Contributing Factors of Cognitive Decline
Loneliness accelerates cognitive decline in older adults, says a research team presenting at the Alzheimer’s Association International Conference in Washington, D.C. The findings build on recent research indicating that late-life depression is linked with an increased incidence of Alzheimer’s disease. Researchers from the Brigham and Women’s Hospital and Harvard Medical School reviewed data for more than 8,300 adults age 65 and older participating in the U.S. Health and Retirement Study from 1998 to 2010. Study participants were assessed every two years across a range of factors. These factors included levels of depression, loneliness, memory, cognitive function and social network status. About 1,400 of the participants (17%) reported loneliness at the start of the study. Roughly half of that group also reported clinically significant depression.
Loneliness Leads to Faster Cognitive Decline
Over the 12-year study, participants reporting loneliness experienced 20% faster cognitive decline than other participants. This result held true regardless of factors like demographics, socioeconomic status and the presence of other debilitating health conditions. Higher levels of depression also correlated significantly with more rapid cognitive decline.
“Our study suggests that even one or two depressive symptoms – particularly loneliness – is associated with an increased rate of cognitive decline over 12 years,” said Nancy J. Donovan, MD, of the Brigham and Women’s Hospital. “We found that lonely people decline cognitively at a faster rate than people who report more satisfying social networks and connections.”
The researchers also evaluated the possibility that reduced cognitive function might lead to greater loneliness. However, there was no evidence to support a link in that direction.
The research adds to a growing chorus of studies pointing to loneliness as a major contributing factor in a number of mental and physiological health conditions.
“Although loneliness and depression appear closely linked, loneliness may, by itself, have effects on cognitive decline.
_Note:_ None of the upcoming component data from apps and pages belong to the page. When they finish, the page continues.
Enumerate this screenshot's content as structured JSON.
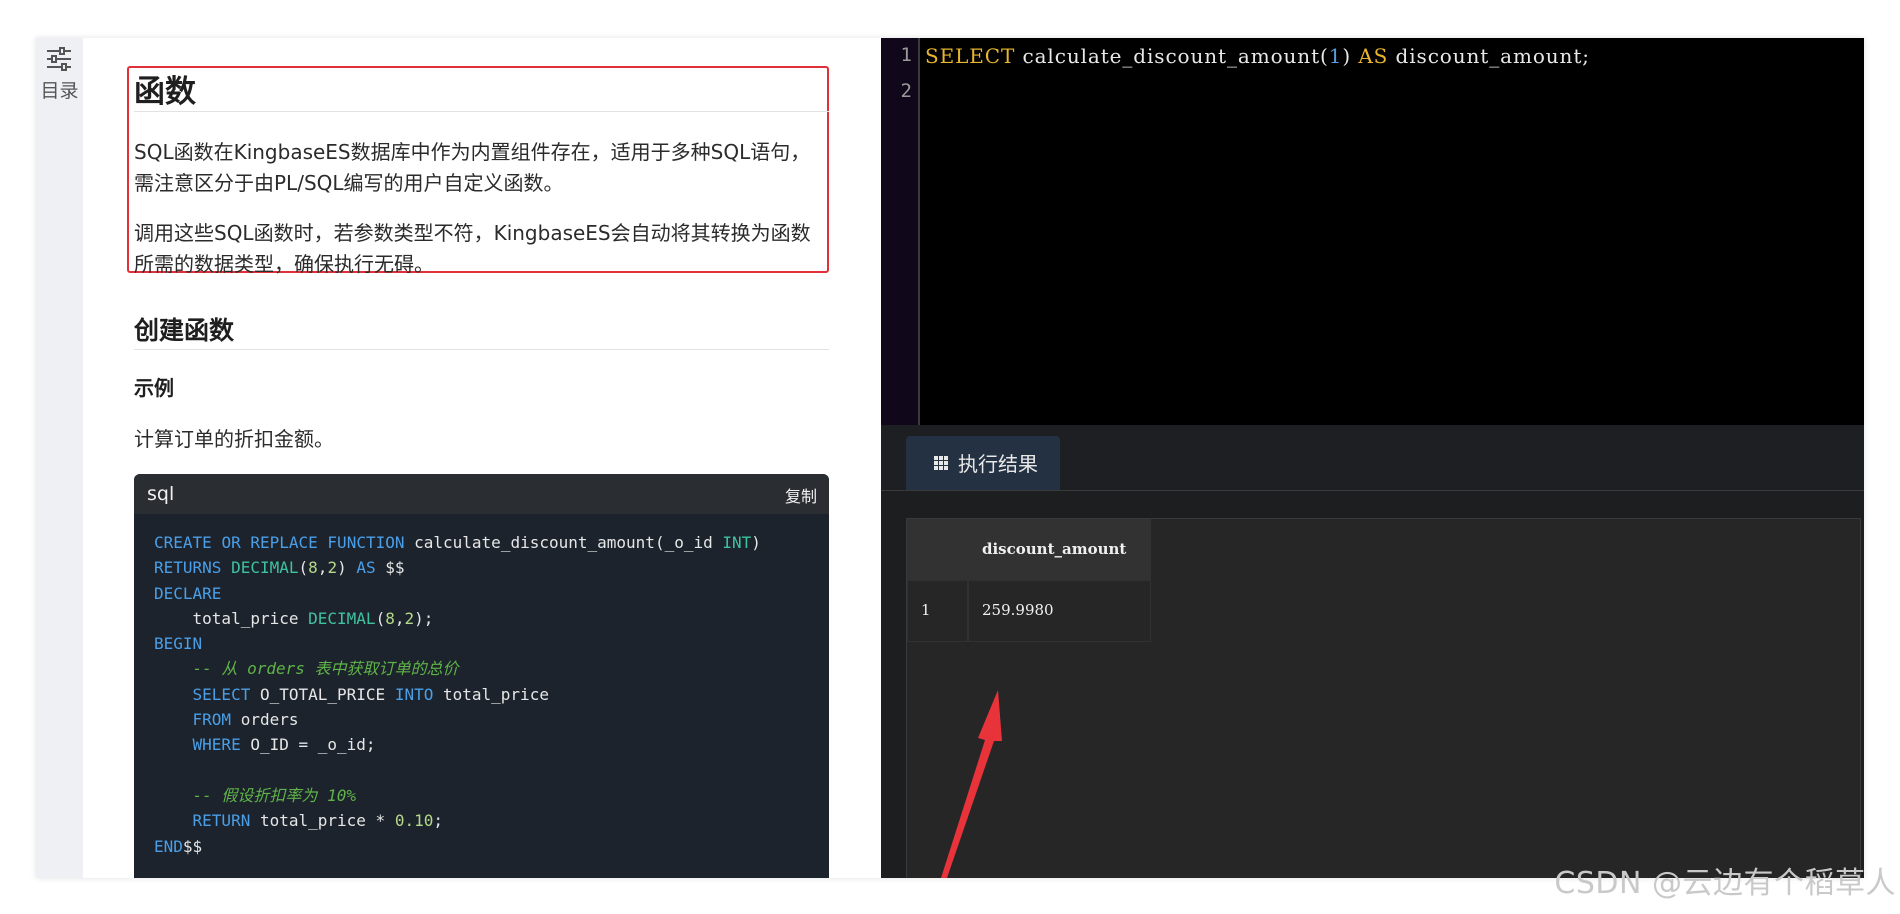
{
  "toc": {
    "label": "目录"
  },
  "doc": {
    "title": "函数",
    "para1": "SQL函数在KingbaseES数据库中作为内置组件存在，适用于多种SQL语句，需注意区分于由PL/SQL编写的用户自定义函数。",
    "para2": "调用这些SQL函数时，若参数类型不符，KingbaseES会自动将其转换为函数所需的数据类型，确保执行无碍。",
    "section_title": "创建函数",
    "example_title": "示例",
    "example_desc": "计算订单的折扣金额。",
    "code": {
      "lang": "sql",
      "copy_label": "复制",
      "lines": [
        "CREATE OR REPLACE FUNCTION calculate_discount_amount(_o_id INT)",
        "RETURNS DECIMAL(8,2) AS $$",
        "DECLARE",
        "    total_price DECIMAL(8,2);",
        "BEGIN",
        "    -- 从 orders 表中获取订单的总价",
        "    SELECT O_TOTAL_PRICE INTO total_price",
        "    FROM orders",
        "    WHERE O_ID = _o_id;",
        "",
        "    -- 假设折扣率为 10%",
        "    RETURN total_price * 0.10;",
        "END$$"
      ]
    }
  },
  "editor": {
    "line_numbers": [
      "1",
      "2"
    ],
    "sql_parts": [
      "SELECT",
      " calculate_discount_amount(",
      "1",
      ") ",
      "AS",
      " discount_amount;"
    ]
  },
  "results": {
    "tab_label": "执行结果",
    "columns": [
      "discount_amount"
    ],
    "rows": [
      [
        "1",
        "259.9980"
      ]
    ]
  },
  "watermark": "CSDN @云边有个稻草人",
  "colors": {
    "highlight_border": "#e0313a",
    "arrow": "#e8333b",
    "sql_keyword": "#e9b52f",
    "code_keyword": "#4a9fe8"
  }
}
This is important to know as we develop treatments to enhance cognitive health and quality of life for older adults,” added Donovan.